Lot # S170 2019 Chevrolet Corvette ZR1 Convertible; S/N 1G1Y53D91K5801503; Sebring Orange/Black; Black cloth top; Unrestored original 2 condition; With Reserve; Hammered Sold at $150,000 plus commission of 10.00%; Final Price $165,000 – 376/755hp supercharged V-8, paddle shift automatic. Equipped with the ZTK Performance Package, which adds a higher rear wing, carbon front splitter, Michelin Pilot Sport Cup 2 tires, and different magnetic ride control settings. – 810 miles and like new. – Now that C8s are in the showrooms and out on the roads (there were also three C8s in this auction), it will be interesting to see what happens with C7s. On one hand they’re yesterday’s model, used cars, obsolete. On the other hand they’re the last front-engined Corvettes, the last Corvettes to come with a manual, and still some of the quickest cars on the road for the money. So far there certainly hasn’t been a fire sale on C7s. They’re holding their value well, especially the high-performance variants like the range-topping ZR1. The final price on this one is probably a little bit more than it cost new.
Lot # S180 1999 BMW M Coupe; S/N WBSCM9338XLC60467; Blue/Black leather; Unrestored original 2- condition; With Reserve; Not sold at Hammer bid of $40,000 – 3152/240hp S52 engine, 5-speed, sunroof. – Showing 27,042 miles and serviced at Enthusiast Auto Group (EAG) in Ohio back in 2019. A few chips and dings on the nose and a small scrape on the left front fender.
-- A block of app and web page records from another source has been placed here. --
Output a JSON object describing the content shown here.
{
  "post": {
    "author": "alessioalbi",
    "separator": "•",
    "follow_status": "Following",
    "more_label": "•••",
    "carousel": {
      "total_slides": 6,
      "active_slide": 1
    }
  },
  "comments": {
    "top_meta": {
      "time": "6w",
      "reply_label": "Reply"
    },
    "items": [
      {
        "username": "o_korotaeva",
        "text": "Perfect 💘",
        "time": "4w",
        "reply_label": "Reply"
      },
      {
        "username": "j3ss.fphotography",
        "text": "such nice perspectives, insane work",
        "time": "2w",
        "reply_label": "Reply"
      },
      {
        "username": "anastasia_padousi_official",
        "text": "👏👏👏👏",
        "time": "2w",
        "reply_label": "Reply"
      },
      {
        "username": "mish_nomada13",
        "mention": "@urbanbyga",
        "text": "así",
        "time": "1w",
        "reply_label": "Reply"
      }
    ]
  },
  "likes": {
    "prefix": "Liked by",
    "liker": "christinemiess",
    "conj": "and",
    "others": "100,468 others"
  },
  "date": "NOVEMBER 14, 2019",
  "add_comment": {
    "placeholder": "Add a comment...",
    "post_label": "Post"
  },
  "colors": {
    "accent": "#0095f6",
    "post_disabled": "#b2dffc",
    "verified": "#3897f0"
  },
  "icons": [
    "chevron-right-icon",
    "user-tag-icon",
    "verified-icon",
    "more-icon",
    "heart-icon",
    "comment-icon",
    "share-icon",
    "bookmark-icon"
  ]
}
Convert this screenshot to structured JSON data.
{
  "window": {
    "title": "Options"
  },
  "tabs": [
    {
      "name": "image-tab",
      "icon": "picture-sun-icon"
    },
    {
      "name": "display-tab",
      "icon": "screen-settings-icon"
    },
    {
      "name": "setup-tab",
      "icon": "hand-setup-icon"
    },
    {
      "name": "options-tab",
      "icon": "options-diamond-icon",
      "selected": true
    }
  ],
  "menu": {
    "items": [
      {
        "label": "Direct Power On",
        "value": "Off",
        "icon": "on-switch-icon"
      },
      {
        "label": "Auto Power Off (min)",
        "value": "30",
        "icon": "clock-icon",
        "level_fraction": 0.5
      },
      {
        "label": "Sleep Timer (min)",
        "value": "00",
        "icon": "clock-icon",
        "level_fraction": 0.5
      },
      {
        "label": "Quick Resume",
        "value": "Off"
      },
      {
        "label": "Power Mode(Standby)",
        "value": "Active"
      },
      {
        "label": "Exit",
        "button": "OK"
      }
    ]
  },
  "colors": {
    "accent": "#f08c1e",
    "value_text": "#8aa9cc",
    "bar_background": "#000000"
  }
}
Two small chips above the left side air vent. Very good interior. It is one of the less powerful early M Coupes (the 315-hp S54-powered version came in 2001), but this is a good lightly used clown shoe with lots of enjoyment left in it. – These fast, funky-looking M3-powered hatchbacks were cult cars for a long time but over the past three years have become a regular sight at big collector car auctions like this. Clean examples of the later versions have sold for well over 50 grand, but this is a perfectly reasonable offer on a lightly used early car.
This overview is superb! It’s better than going; thank you!
I appreciate the thought, but N-O-T-H-I-N-G is better than going and specing out the cars firsthand. I leave for Amelia on Monday and have five whole days to look at the cars at Bonhams and RM Sotheby’s, then spend a dew-soaked morning on the lawn at the Concours while catching up with friends I haven’t touched base with in fourteen months. Vaccination is liberating.
I can’t wait for your Amelia perspective, insight and first-hand report! My last live auction was also Amelia, 2020! Living in the Cayman Islands where all COVID-19 restrictions were lifted back in September, and feeling like it’s completely normal here; I’m waiting for that report – thank you! I hope others appreciate the amazing insight and depth of your analysis!
Here’s the Bonhams Amelia report. RM Sotheby’s will follow over the weekend.